The trip price includes seven nights' lodging in St. John's at The Roses B&B, two restored 19th-century homes located across from a park. The rooms are spacious and attractive, with either a queen bed or two beds in each room. Single individuals will share rooms. From The Roses, we can easily walk to restaurants, shops, and pubs.
Our meals begin with lunch on the first day and end with breakfast on our last day. Breakfasts, lunches, and trail snacks are included in the trip price. We'll all take turns preparing meals and cleaning up afterwards. To sample the local fare, we'll dine out seven nights at moderately priced restaurants. We'll pay individually for these dinners. Those who have special dietary needs should discuss them with the leader before the trip.
Other Costs: The Zodiac boat ride to the Witless Bay Ecological Reserve and the kayak trip in Cape Broyle Bay are optional and not included in the trip price. The Zodiac trip is $80 Canadian, reduced by $10 if paid in Canadian cash. The guided kayak costs $60 Canadian.
We'll dine out seven nights at moderately priced restaurants. We'll pay individually for these dinners, averaging $30 Canadian, depending on your appetite (excluding alcohol, but including tax and tip). For our last dinner, we'll splurge.
Participants must be in very good physical condition for this trip. On some of the hikes, there will be elevation gains of 1,000 to 2,000 feet. The trails are well defined, but we'll encounter rocky terrain, tree roots, boggy areas, and logs, so hikers must be fit and agile. Most hikes cover 5 to 8 miles at a moderate pace, with enough time to stop and take in the wildlife, sweeping views, and wildflowers (camera and binoculars are recommended).
Equipment and Clothing
Summers in Newfoundland are pleasant, but rainy days are possible, so waterproof raingear and lug-soled, waterproof hiking boots are required for hiking. Dress in St. John's is casual. The leader will send out a complete equipment list to all trip participants.
- Morgan, Bernice, Random Passage.
- Johnston, Wayne, The Colony of Unrequited Dreams.
- Proulx, Annie, The Shipping News.
- Hubbard, Mina, A Woman's Way through Unknown Labrador.
- Wallace, Dillon, The Lure of the Labrador Wild.
- The East Coast Trail Association puts out a set of excellent maps with descriptions of the completed trails. The maps can be purchased from the Trail Shop on its website, at http://www.eastcoasttrail.ca
- The Newfoundland tourism: http://www.newfoundlandlabrador.com (St. John's is in the Avalon region)

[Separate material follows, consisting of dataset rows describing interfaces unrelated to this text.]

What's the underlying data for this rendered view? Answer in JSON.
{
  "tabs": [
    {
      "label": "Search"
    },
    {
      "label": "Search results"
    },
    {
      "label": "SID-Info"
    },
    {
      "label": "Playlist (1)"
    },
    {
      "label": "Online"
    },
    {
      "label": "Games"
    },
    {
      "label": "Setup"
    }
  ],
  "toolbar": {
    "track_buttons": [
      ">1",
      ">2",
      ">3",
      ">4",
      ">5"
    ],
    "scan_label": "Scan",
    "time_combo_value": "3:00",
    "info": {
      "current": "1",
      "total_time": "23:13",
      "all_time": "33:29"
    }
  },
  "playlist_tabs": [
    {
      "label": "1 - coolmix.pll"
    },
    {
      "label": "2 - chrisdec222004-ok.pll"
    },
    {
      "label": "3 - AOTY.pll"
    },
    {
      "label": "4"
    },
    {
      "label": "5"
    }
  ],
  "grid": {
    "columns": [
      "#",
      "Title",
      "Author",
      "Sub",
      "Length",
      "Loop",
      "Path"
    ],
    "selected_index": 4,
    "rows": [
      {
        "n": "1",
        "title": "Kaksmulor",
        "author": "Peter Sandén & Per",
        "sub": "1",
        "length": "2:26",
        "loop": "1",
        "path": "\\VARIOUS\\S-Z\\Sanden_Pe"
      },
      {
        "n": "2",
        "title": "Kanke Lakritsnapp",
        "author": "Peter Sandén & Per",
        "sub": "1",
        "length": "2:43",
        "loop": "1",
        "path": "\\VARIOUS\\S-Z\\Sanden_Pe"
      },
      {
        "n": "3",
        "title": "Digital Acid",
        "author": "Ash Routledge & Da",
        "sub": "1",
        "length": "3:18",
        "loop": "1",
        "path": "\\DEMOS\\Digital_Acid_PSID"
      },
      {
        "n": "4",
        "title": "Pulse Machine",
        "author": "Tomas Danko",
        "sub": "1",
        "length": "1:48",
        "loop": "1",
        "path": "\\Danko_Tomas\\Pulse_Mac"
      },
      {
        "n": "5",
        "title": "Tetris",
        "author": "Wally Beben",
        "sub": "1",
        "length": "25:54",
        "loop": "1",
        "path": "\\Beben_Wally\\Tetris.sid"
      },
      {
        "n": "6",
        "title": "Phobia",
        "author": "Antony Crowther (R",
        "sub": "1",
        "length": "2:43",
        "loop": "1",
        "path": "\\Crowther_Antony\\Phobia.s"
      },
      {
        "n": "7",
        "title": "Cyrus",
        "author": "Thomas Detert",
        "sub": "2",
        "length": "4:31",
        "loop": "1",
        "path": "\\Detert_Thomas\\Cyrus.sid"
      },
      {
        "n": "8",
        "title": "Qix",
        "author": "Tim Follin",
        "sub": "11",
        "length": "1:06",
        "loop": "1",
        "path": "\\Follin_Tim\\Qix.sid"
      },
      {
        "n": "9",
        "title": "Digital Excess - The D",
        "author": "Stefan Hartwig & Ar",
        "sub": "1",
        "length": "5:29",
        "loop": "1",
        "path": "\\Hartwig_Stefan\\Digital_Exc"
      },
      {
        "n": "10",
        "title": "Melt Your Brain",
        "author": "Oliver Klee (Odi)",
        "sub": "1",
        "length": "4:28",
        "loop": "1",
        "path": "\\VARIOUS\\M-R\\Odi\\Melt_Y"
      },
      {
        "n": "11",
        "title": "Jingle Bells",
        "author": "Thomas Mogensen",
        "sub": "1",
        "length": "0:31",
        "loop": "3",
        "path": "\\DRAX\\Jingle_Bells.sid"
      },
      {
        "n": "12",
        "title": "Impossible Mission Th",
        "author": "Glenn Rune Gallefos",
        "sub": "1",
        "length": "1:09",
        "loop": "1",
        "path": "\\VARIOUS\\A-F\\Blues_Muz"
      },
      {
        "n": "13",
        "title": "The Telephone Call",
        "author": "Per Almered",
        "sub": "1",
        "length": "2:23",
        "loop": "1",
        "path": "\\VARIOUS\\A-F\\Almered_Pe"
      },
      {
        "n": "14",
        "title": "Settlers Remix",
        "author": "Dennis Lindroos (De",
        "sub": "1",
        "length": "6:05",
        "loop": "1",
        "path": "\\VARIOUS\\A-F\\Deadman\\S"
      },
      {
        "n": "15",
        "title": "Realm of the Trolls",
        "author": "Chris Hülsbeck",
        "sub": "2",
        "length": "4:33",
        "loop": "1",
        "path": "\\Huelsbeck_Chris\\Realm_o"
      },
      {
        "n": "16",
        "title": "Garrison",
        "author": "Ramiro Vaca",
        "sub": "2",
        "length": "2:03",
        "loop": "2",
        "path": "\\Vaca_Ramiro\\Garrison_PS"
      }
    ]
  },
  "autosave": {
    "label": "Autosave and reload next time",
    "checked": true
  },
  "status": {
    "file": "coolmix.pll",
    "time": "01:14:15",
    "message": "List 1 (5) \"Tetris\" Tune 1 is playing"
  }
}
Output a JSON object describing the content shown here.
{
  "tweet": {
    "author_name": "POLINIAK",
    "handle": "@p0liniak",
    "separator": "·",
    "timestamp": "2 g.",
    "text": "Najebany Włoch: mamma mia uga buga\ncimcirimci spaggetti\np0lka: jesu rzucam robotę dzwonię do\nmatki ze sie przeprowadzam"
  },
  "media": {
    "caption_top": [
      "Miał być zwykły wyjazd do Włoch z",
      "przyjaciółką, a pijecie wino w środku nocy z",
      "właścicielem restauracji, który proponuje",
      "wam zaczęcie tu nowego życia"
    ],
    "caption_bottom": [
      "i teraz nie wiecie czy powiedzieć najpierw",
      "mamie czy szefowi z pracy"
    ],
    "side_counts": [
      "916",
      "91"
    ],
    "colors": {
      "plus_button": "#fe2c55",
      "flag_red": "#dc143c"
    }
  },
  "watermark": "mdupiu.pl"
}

In only a few years, the nonprofit East Coast Trail Association has created one of the world's premier long-distance hiking trails. The association has worked closely with communities along the trail, encouraging them to develop accommodations, restaurants, kayak rentals, craft shops, and similar opportunities to boost the local economies, which were hit hard by the demise of the cod fishery. In some areas, the association is encountering land rights issues caused by increased private development of the coast. Whale researchers have encouraged boat tour operators in the bays and coastal areas of the trail to adopt standards for non-harassment of wildlife. We'll learn more about these issues on our trip.
To view photographs and find out more about the East Coast Trail, take a look at the website at http://www.eastcoasttrail.ca
In 2014 America celebrates the 50th anniversary of the Wilderness Act. The Sierra Club, various other organizations with a wilderness focus, and the four federal wilderness management agencies are vigorously planning this celebration. The goal of the effort is to assure that a broader public knows about the concept and benefits of wilderness. Sierra Club Outings is a vital part of the celebrations for wilderness. While the Act was far in the future when our outings program started, we were already promoting the principle behind it: to forever set aside from human developments certain special places, by civic agreement. This is the basic principle on which the Sierra Club was founded. The wilderness anniversary gives us an opportunity to highlight our organization’s leading role—in publicizing this principle, in passing the 1964 Act, and in achieving more designated wilderness since then.